[Page and application data records]
* * *
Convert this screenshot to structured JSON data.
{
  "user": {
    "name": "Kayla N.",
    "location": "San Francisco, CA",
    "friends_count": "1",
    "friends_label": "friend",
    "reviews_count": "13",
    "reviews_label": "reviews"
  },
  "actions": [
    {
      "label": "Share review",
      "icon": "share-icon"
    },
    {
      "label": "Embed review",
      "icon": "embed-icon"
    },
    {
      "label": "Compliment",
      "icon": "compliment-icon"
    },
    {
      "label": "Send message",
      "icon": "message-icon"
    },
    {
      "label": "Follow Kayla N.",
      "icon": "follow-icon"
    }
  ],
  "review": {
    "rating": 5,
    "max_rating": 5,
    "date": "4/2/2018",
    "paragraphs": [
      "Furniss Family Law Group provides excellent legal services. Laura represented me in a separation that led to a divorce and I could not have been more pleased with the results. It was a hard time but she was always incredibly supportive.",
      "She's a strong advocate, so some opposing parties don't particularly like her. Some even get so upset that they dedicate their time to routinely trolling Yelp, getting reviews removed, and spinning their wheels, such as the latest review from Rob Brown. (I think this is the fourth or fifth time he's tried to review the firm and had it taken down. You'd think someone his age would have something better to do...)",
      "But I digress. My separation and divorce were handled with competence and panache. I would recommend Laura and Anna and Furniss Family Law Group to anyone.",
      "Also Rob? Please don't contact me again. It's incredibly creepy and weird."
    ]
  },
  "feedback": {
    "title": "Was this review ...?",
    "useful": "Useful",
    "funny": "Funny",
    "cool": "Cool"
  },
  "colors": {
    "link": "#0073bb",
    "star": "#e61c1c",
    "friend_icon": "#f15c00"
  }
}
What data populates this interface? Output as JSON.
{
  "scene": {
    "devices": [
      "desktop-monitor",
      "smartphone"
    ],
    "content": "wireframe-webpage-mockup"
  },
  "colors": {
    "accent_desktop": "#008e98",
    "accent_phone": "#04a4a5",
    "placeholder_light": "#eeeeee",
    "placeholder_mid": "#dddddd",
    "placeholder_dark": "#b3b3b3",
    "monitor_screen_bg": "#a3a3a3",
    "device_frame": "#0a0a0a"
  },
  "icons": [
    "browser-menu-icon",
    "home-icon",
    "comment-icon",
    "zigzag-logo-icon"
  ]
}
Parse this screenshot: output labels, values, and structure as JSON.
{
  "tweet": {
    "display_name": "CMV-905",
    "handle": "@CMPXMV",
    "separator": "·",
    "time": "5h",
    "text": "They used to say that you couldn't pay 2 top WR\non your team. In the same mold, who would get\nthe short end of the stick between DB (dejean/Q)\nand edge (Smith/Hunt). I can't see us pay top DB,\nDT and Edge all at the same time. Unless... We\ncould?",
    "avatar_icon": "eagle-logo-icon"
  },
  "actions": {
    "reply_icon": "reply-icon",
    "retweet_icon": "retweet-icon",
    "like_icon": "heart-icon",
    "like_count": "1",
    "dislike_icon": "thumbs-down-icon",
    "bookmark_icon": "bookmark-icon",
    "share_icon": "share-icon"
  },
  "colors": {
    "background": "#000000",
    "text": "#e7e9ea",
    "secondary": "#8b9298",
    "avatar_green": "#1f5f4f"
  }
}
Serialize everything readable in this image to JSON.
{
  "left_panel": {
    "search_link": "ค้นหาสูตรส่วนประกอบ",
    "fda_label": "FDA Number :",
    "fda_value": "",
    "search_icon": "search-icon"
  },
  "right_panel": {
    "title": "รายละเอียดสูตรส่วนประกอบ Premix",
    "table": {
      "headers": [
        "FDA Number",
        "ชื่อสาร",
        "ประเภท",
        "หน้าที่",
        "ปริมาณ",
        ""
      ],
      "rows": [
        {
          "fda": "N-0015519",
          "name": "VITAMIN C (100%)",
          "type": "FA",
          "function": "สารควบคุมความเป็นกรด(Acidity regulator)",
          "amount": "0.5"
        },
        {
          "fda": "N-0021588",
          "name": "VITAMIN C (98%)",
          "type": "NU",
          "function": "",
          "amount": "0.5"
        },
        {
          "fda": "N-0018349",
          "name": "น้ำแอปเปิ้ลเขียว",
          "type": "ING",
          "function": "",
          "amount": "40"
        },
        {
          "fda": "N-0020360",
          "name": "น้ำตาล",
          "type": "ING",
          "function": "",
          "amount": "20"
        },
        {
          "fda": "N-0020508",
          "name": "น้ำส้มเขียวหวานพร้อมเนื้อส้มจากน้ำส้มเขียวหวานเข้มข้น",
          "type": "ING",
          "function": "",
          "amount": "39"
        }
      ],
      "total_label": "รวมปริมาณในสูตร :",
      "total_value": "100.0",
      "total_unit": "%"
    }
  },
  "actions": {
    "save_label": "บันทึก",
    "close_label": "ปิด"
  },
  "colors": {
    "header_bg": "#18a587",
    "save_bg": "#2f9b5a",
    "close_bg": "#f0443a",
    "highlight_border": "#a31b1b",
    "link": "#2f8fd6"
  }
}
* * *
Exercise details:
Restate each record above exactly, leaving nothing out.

Exercise answer:
Convert this screenshot to structured JSON data.
{
  "user": {
    "name": "Kayla N.",
    "location": "San Francisco, CA",
    "friends_count": "1",
    "friends_label": "friend",
    "reviews_count": "13",
    "reviews_label": "reviews"
  },
  "actions": [
    {
      "label": "Share review",
      "icon": "share-icon"
    },
    {
      "label": "Embed review",
      "icon": "embed-icon"
    },
    {
      "label": "Compliment",
      "icon": "compliment-icon"
    },
    {
      "label": "Send message",
      "icon": "message-icon"
    },
    {
      "label": "Follow Kayla N.",
      "icon": "follow-icon"
    }
  ],
  "review": {
    "rating": 5,
    "max_rating": 5,
    "date": "4/2/2018",
    "paragraphs": [
      "Furniss Family Law Group provides excellent legal services. Laura represented me in a separation that led to a divorce and I could not have been more pleased with the results. It was a hard time but she was always incredibly supportive.",
      "She's a strong advocate, so some opposing parties don't particularly like her. Some even get so upset that they dedicate their time to routinely trolling Yelp, getting reviews removed, and spinning their wheels, such as the latest review from Rob Brown. (I think this is the fourth or fifth time he's tried to review the firm and had it taken down. You'd think someone his age would have something better to do...)",
      "But I digress. My separation and divorce were handled with competence and panache. I would recommend Laura and Anna and Furniss Family Law Group to anyone.",
      "Also Rob? Please don't contact me again. It's incredibly creepy and weird."
    ]
  },
  "feedback": {
    "title": "Was this review ...?",
    "useful": "Useful",
    "funny": "Funny",
    "cool": "Cool"
  },
  "colors": {
    "link": "#0073bb",
    "star": "#e61c1c",
    "friend_icon": "#f15c00"
  }
}
What data populates this interface? Output as JSON.
{
  "scene": {
    "devices": [
      "desktop-monitor",
      "smartphone"
    ],
    "content": "wireframe-webpage-mockup"
  },
  "colors": {
    "accent_desktop": "#008e98",
    "accent_phone": "#04a4a5",
    "placeholder_light": "#eeeeee",
    "placeholder_mid": "#dddddd",
    "placeholder_dark": "#b3b3b3",
    "monitor_screen_bg": "#a3a3a3",
    "device_frame": "#0a0a0a"
  },
  "icons": [
    "browser-menu-icon",
    "home-icon",
    "comment-icon",
    "zigzag-logo-icon"
  ]
}
Parse this screenshot: output labels, values, and structure as JSON.
{
  "tweet": {
    "display_name": "CMV-905",
    "handle": "@CMPXMV",
    "separator": "·",
    "time": "5h",
    "text": "They used to say that you couldn't pay 2 top WR\non your team. In the same mold, who would get\nthe short end of the stick between DB (dejean/Q)\nand edge (Smith/Hunt). I can't see us pay top DB,\nDT and Edge all at the same time. Unless... We\ncould?",
    "avatar_icon": "eagle-logo-icon"
  },
  "actions": {
    "reply_icon": "reply-icon",
    "retweet_icon": "retweet-icon",
    "like_icon": "heart-icon",
    "like_count": "1",
    "dislike_icon": "thumbs-down-icon",
    "bookmark_icon": "bookmark-icon",
    "share_icon": "share-icon"
  },
  "colors": {
    "background": "#000000",
    "text": "#e7e9ea",
    "secondary": "#8b9298",
    "avatar_green": "#1f5f4f"
  }
}
Serialize everything readable in this image to JSON.
{
  "left_panel": {
    "search_link": "ค้นหาสูตรส่วนประกอบ",
    "fda_label": "FDA Number :",
    "fda_value": "",
    "search_icon": "search-icon"
  },
  "right_panel": {
    "title": "รายละเอียดสูตรส่วนประกอบ Premix",
    "table": {
      "headers": [
        "FDA Number",
        "ชื่อสาร",
        "ประเภท",
        "หน้าที่",
        "ปริมาณ",
        ""
      ],
      "rows": [
        {
          "fda": "N-0015519",
          "name": "VITAMIN C (100%)",
          "type": "FA",
          "function": "สารควบคุมความเป็นกรด(Acidity regulator)",
          "amount": "0.5"
        },
        {
          "fda": "N-0021588",
          "name": "VITAMIN C (98%)",
          "type": "NU",
          "function": "",
          "amount": "0.5"
        },
        {
          "fda": "N-0018349",
          "name": "น้ำแอปเปิ้ลเขียว",
          "type": "ING",
          "function": "",
          "amount": "40"
        },
        {
          "fda": "N-0020360",
          "name": "น้ำตาล",
          "type": "ING",
          "function": "",
          "amount": "20"
        },
        {
          "fda": "N-0020508",
          "name": "น้ำส้มเขียวหวานพร้อมเนื้อส้มจากน้ำส้มเขียวหวานเข้มข้น",
          "type": "ING",
          "function": "",
          "amount": "39"
        }
      ],
      "total_label": "รวมปริมาณในสูตร :",
      "total_value": "100.0",
      "total_unit": "%"
    }
  },
  "actions": {
    "save_label": "บันทึก",
    "close_label": "ปิด"
  },
  "colors": {
    "header_bg": "#18a587",
    "save_bg": "#2f9b5a",
    "close_bg": "#f0443a",
    "highlight_border": "#a31b1b",
    "link": "#2f8fd6"
  }
}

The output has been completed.